Sunday, 3 July 2011
Long Run in the Lammermuirs
Having slept in too late to travel through to make the start of the Dollar Hill Race (I was awake in the middle of the night to listen to gulls, Leith's finest singing and fighting and Peter snoring, but then got into a deep and lovely sleep), we had to quickly think of a plan B which would be substantial enough to wipe the stain of idleness from our snowy white vestments. (???) We hatched a plan to revisit the path in the Lammermuirs which we tried to do in the winter but got kinda lost in lumpy fields full of snares and had to eventually turn back on ourselves running 12 miles where we had intended to run 20...(as blogged here).
We found the way back to the start without much difficulty and by 4.30pm were on our way! The bright sunshine had been replaced by a thin layer of cloud which was probably a mercy. The run starts with a near constant 2 miles uphill.
We were determined to do the full route this time - which we had measured as about 20 miles on Anquet maps. The running was a lot easier without huge snowdrifts and we didn't have to worry much about impending darkness so we were easier in our minds than last time. The path starts off very broken up and drossy but after you come over the top its generally easier. One noticeable thing was the burgeoning wildlife. The skies were filled with peeping marsh birds (peewits?) and the odd silent buzzard. There were lots of tiny rabbits. Quite a few hares. Sheep and lambs. Flies! (but not too many mostly)...some dancing ferrety things that were too far in the distance to properly identify...
We ran one way all the way through the hills to Carfraemill and there hung a left along a main road for a while. There wasn't much in the way of pavement and the multitude of picked bones and little furry bodies were a warning to get away from this stretch of road as soon as possible.
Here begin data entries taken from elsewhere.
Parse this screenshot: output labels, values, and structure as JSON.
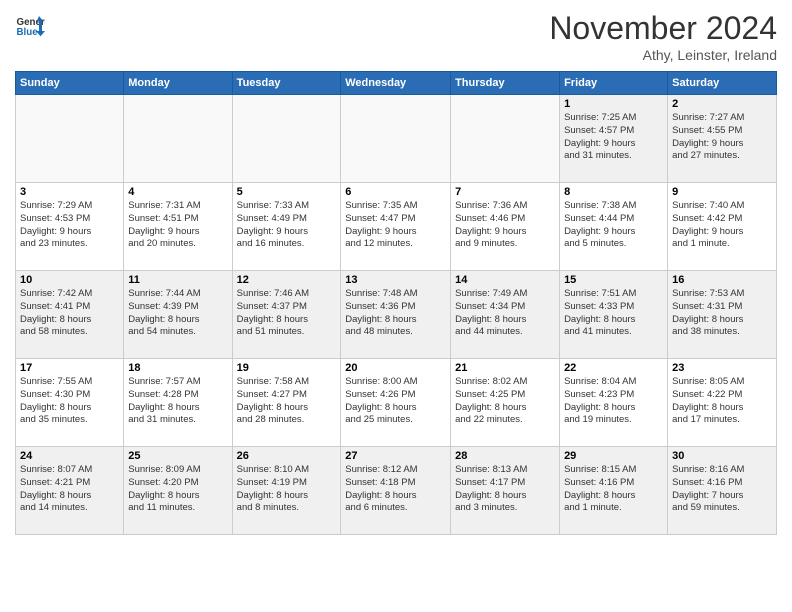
{
  "header": {
    "logo_line1": "General",
    "logo_line2": "Blue",
    "month": "November 2024",
    "location": "Athy, Leinster, Ireland"
  },
  "weekdays": [
    "Sunday",
    "Monday",
    "Tuesday",
    "Wednesday",
    "Thursday",
    "Friday",
    "Saturday"
  ],
  "weeks": [
    [
      {
        "day": "",
        "info": ""
      },
      {
        "day": "",
        "info": ""
      },
      {
        "day": "",
        "info": ""
      },
      {
        "day": "",
        "info": ""
      },
      {
        "day": "",
        "info": ""
      },
      {
        "day": "1",
        "info": "Sunrise: 7:25 AM\nSunset: 4:57 PM\nDaylight: 9 hours\nand 31 minutes."
      },
      {
        "day": "2",
        "info": "Sunrise: 7:27 AM\nSunset: 4:55 PM\nDaylight: 9 hours\nand 27 minutes."
      }
    ],
    [
      {
        "day": "3",
        "info": "Sunrise: 7:29 AM\nSunset: 4:53 PM\nDaylight: 9 hours\nand 23 minutes."
      },
      {
        "day": "4",
        "info": "Sunrise: 7:31 AM\nSunset: 4:51 PM\nDaylight: 9 hours\nand 20 minutes."
      },
      {
        "day": "5",
        "info": "Sunrise: 7:33 AM\nSunset: 4:49 PM\nDaylight: 9 hours\nand 16 minutes."
      },
      {
        "day": "6",
        "info": "Sunrise: 7:35 AM\nSunset: 4:47 PM\nDaylight: 9 hours\nand 12 minutes."
      },
      {
        "day": "7",
        "info": "Sunrise: 7:36 AM\nSunset: 4:46 PM\nDaylight: 9 hours\nand 9 minutes."
      },
      {
        "day": "8",
        "info": "Sunrise: 7:38 AM\nSunset: 4:44 PM\nDaylight: 9 hours\nand 5 minutes."
      },
      {
        "day": "9",
        "info": "Sunrise: 7:40 AM\nSunset: 4:42 PM\nDaylight: 9 hours\nand 1 minute."
      }
    ],
    [
      {
        "day": "10",
        "info": "Sunrise: 7:42 AM\nSunset: 4:41 PM\nDaylight: 8 hours\nand 58 minutes."
      },
      {
        "day": "11",
        "info": "Sunrise: 7:44 AM\nSunset: 4:39 PM\nDaylight: 8 hours\nand 54 minutes."
      },
      {
        "day": "12",
        "info": "Sunrise: 7:46 AM\nSunset: 4:37 PM\nDaylight: 8 hours\nand 51 minutes."
      },
      {
        "day": "13",
        "info": "Sunrise: 7:48 AM\nSunset: 4:36 PM\nDaylight: 8 hours\nand 48 minutes."
      },
      {
        "day": "14",
        "info": "Sunrise: 7:49 AM\nSunset: 4:34 PM\nDaylight: 8 hours\nand 44 minutes."
      },
      {
        "day": "15",
        "info": "Sunrise: 7:51 AM\nSunset: 4:33 PM\nDaylight: 8 hours\nand 41 minutes."
      },
      {
        "day": "16",
        "info": "Sunrise: 7:53 AM\nSunset: 4:31 PM\nDaylight: 8 hours\nand 38 minutes."
      }
    ],
    [
      {
        "day": "17",
        "info": "Sunrise: 7:55 AM\nSunset: 4:30 PM\nDaylight: 8 hours\nand 35 minutes."
      },
      {
        "day": "18",
        "info": "Sunrise: 7:57 AM\nSunset: 4:28 PM\nDaylight: 8 hours\nand 31 minutes."
      },
      {
        "day": "19",
        "info": "Sunrise: 7:58 AM\nSunset: 4:27 PM\nDaylight: 8 hours\nand 28 minutes."
      },
      {
        "day": "20",
        "info": "Sunrise: 8:00 AM\nSunset: 4:26 PM\nDaylight: 8 hours\nand 25 minutes."
      },
      {
        "day": "21",
        "info": "Sunrise: 8:02 AM\nSunset: 4:25 PM\nDaylight: 8 hours\nand 22 minutes."
      },
      {
        "day": "22",
        "info": "Sunrise: 8:04 AM\nSunset: 4:23 PM\nDaylight: 8 hours\nand 19 minutes."
      },
      {
        "day": "23",
        "info": "Sunrise: 8:05 AM\nSunset: 4:22 PM\nDaylight: 8 hours\nand 17 minutes."
      }
    ],
    [
      {
        "day": "24",
        "info": "Sunrise: 8:07 AM\nSunset: 4:21 PM\nDaylight: 8 hours\nand 14 minutes."
      },
      {
        "day": "25",
        "info": "Sunrise: 8:09 AM\nSunset: 4:20 PM\nDaylight: 8 hours\nand 11 minutes."
      },
      {
        "day": "26",
        "info": "Sunrise: 8:10 AM\nSunset: 4:19 PM\nDaylight: 8 hours\nand 8 minutes."
      },
      {
        "day": "27",
        "info": "Sunrise: 8:12 AM\nSunset: 4:18 PM\nDaylight: 8 hours\nand 6 minutes."
      },
      {
        "day": "28",
        "info": "Sunrise: 8:13 AM\nSunset: 4:17 PM\nDaylight: 8 hours\nand 3 minutes."
      },
      {
        "day": "29",
        "info": "Sunrise: 8:15 AM\nSunset: 4:16 PM\nDaylight: 8 hours\nand 1 minute."
      },
      {
        "day": "30",
        "info": "Sunrise: 8:16 AM\nSunset: 4:16 PM\nDaylight: 7 hours\nand 59 minutes."
      }
    ]
  ]
}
Not far along we turned back up into the hills and the unknown. This part seemed wilder and the path became very stony and rutted and at three points there were streams crossing the road big enough to merit some exploration to find a way of getting over them with dry feet (we still had a good way to go). There was a thought provoking amount of death heaped along these roads as well and we both independently christened this stretch the valley of death. We saw quite a few myxomatosis rabbits and others dead for no apparent reason. Also squashed and dried frogs (like dried bananas) in the road - and one very swollen Mr Rat with most of his fur off. There were also scattered bits of birds. It was all a little ominous and the marshy ground increased the number of insects. One diversion off the road to avoid a stream led to some minor rock-climbing and then wading through reeds and thistles and nettles leading to a good number of scratches and bites. We also came across frequent traps that looked like they were set up for...who knows what? Something ferrety...
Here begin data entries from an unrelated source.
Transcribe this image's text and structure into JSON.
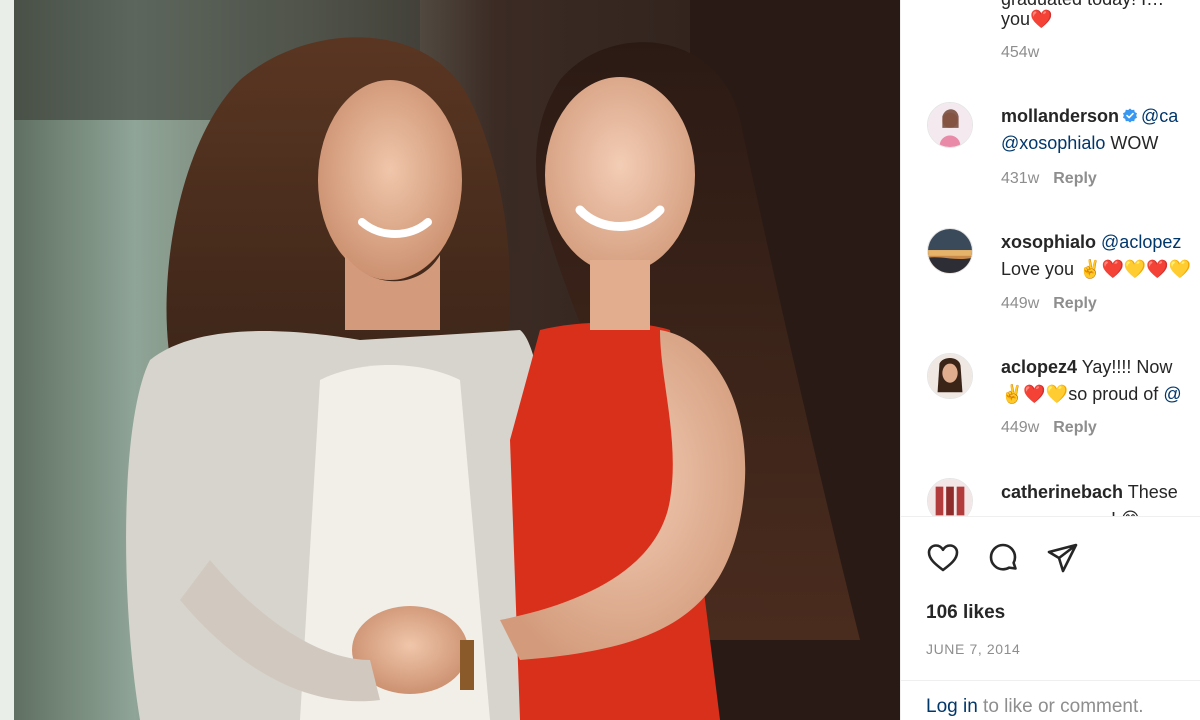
{
  "post": {
    "image_alt": "Two women smiling and holding hands",
    "likes": "106 likes",
    "date": "JUNE 7, 2014",
    "login_link": "Log in",
    "login_rest": " to like or comment."
  },
  "comments": [
    {
      "username": "",
      "line1": "graduated today! I…",
      "line2": "you❤️",
      "time": "454w",
      "reply": ""
    },
    {
      "username": "mollanderson",
      "verified": true,
      "line1_mention": "@ca",
      "line2_mention": "@xosophialo",
      "line2_text": " WOW",
      "time": "431w",
      "reply": "Reply"
    },
    {
      "username": "xosophialo",
      "line1_mention": "@aclopez",
      "line2_text": "Love you ✌️❤️💛❤️💛",
      "time": "449w",
      "reply": "Reply"
    },
    {
      "username": "aclopez4",
      "line1_text": " Yay!!!! Now",
      "line2_text": "✌️❤️💛so proud of ",
      "line2_mention": "@",
      "time": "449w",
      "reply": "Reply"
    },
    {
      "username": "catherinebach",
      "line1_text": " These",
      "line2_text": "… … … … …! 😊",
      "time": "",
      "reply": ""
    }
  ],
  "icons": {
    "like": "heart-icon",
    "comment": "comment-bubble-icon",
    "share": "paper-plane-icon",
    "verified": "verified-badge-icon"
  },
  "colors": {
    "link": "#00376b",
    "muted": "#8e8e8e",
    "verified": "#3897f0",
    "dress": "#d9301b"
  }
}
It was a relief to climb to the higher ground again. We were a bit perturbed to have our road suddenly run out instead of continuing as the map seemed to indicate but we could see the road that ran alongside the electricity pylons just a field away so we had no difficulty joining up with this road. By now it was getting quite late and the peeping birds had mostly gone to bed. There were still hares and sheep around and oddly a whole flock of gulls. I was getting mighty sick of hills by this time and was trying not to whine as we'd only covered 16 miles and I wasn't relishing the thought of the next 4. As it turned out there were actually another 5 to go. I'm glad I didn't know that.....We'd both brought plenty fluids but were thirsty none-the-less as we'd been sweating constantly in the sultry heat. At last we hooked up with the original road and there were just a couple of ups before the 2 mile downhill and views of sunsets across the Forth back down to the car. We managed to pick up some beers in Haddington before everything closed and were home in time for a very late dinner - 11pm, and back to bed.
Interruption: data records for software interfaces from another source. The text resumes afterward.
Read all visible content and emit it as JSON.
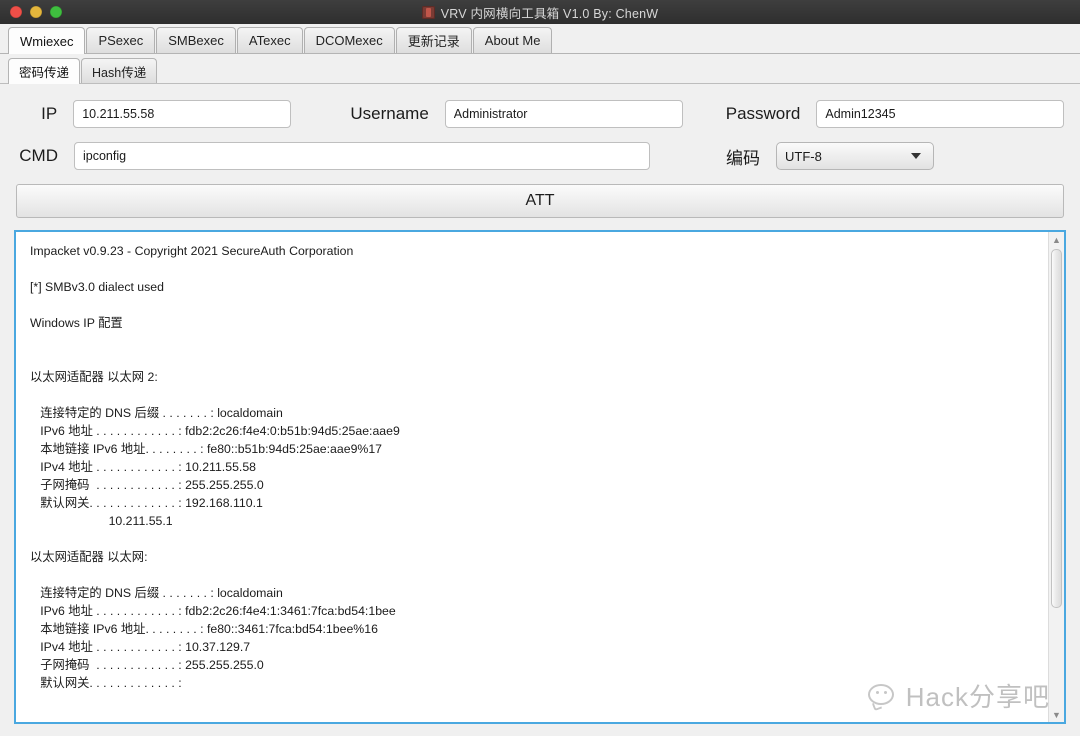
{
  "window": {
    "title": "VRV 内网横向工具箱 V1.0 By: ChenW",
    "app_icon": "app-icon",
    "traffic_lights": {
      "close": "close-button",
      "minimize": "minimize-button",
      "maximize": "maximize-button"
    },
    "colors": {
      "titlebar_bg": "#2e2e2e",
      "window_bg": "#f0f0f0",
      "console_border": "#4aa8e0",
      "close_red": "#ef4f48",
      "minimize_yellow": "#e4b63c",
      "maximize_green": "#3fbe3f"
    }
  },
  "main_tabs": [
    {
      "label": "Wmiexec",
      "active": true
    },
    {
      "label": "PSexec",
      "active": false
    },
    {
      "label": "SMBexec",
      "active": false
    },
    {
      "label": "ATexec",
      "active": false
    },
    {
      "label": "DCOMexec",
      "active": false
    },
    {
      "label": "更新记录",
      "active": false
    },
    {
      "label": "About Me",
      "active": false
    }
  ],
  "sub_tabs": [
    {
      "label": "密码传递",
      "active": true
    },
    {
      "label": "Hash传递",
      "active": false
    }
  ],
  "form": {
    "ip_label": "IP",
    "ip_value": "10.211.55.58",
    "ip_placeholder": "",
    "username_label": "Username",
    "username_value": "Administrator",
    "username_placeholder": "",
    "password_label": "Password",
    "password_value": "Admin12345",
    "password_placeholder": "",
    "cmd_label": "CMD",
    "cmd_value": "ipconfig",
    "cmd_placeholder": "",
    "encoding_label": "编码",
    "encoding_value": "UTF-8",
    "encoding_caret": "chevron-down-icon"
  },
  "action": {
    "attack_label": "ATT"
  },
  "console": {
    "lines": [
      "Impacket v0.9.23 - Copyright 2021 SecureAuth Corporation",
      "",
      "[*] SMBv3.0 dialect used",
      "",
      "Windows IP 配置",
      "",
      "",
      "以太网适配器 以太网 2:",
      "",
      "   连接特定的 DNS 后缀 . . . . . . . : localdomain",
      "   IPv6 地址 . . . . . . . . . . . . : fdb2:2c26:f4e4:0:b51b:94d5:25ae:aae9",
      "   本地链接 IPv6 地址. . . . . . . . : fe80::b51b:94d5:25ae:aae9%17",
      "   IPv4 地址 . . . . . . . . . . . . : 10.211.55.58",
      "   子网掩码  . . . . . . . . . . . . : 255.255.255.0",
      "   默认网关. . . . . . . . . . . . . : 192.168.110.1",
      "                       10.211.55.1",
      "",
      "以太网适配器 以太网:",
      "",
      "   连接特定的 DNS 后缀 . . . . . . . : localdomain",
      "   IPv6 地址 . . . . . . . . . . . . : fdb2:2c26:f4e4:1:3461:7fca:bd54:1bee",
      "   本地链接 IPv6 地址. . . . . . . . : fe80::3461:7fca:bd54:1bee%16",
      "   IPv4 地址 . . . . . . . . . . . . : 10.37.129.7",
      "   子网掩码  . . . . . . . . . . . . : 255.255.255.0",
      "   默认网关. . . . . . . . . . . . . :"
    ],
    "scrollbar": {
      "up_arrow": "scroll-up-arrow-icon",
      "down_arrow": "scroll-down-arrow-icon",
      "thumb_position_percent": 0,
      "thumb_size_percent": 78
    }
  },
  "watermark": {
    "text": "Hack分享吧",
    "icon": "speech-bubble-icon"
  }
}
21 miles in 4 and a bit hours and the God of exercise has forgiven us for missing Dollar Hill Race.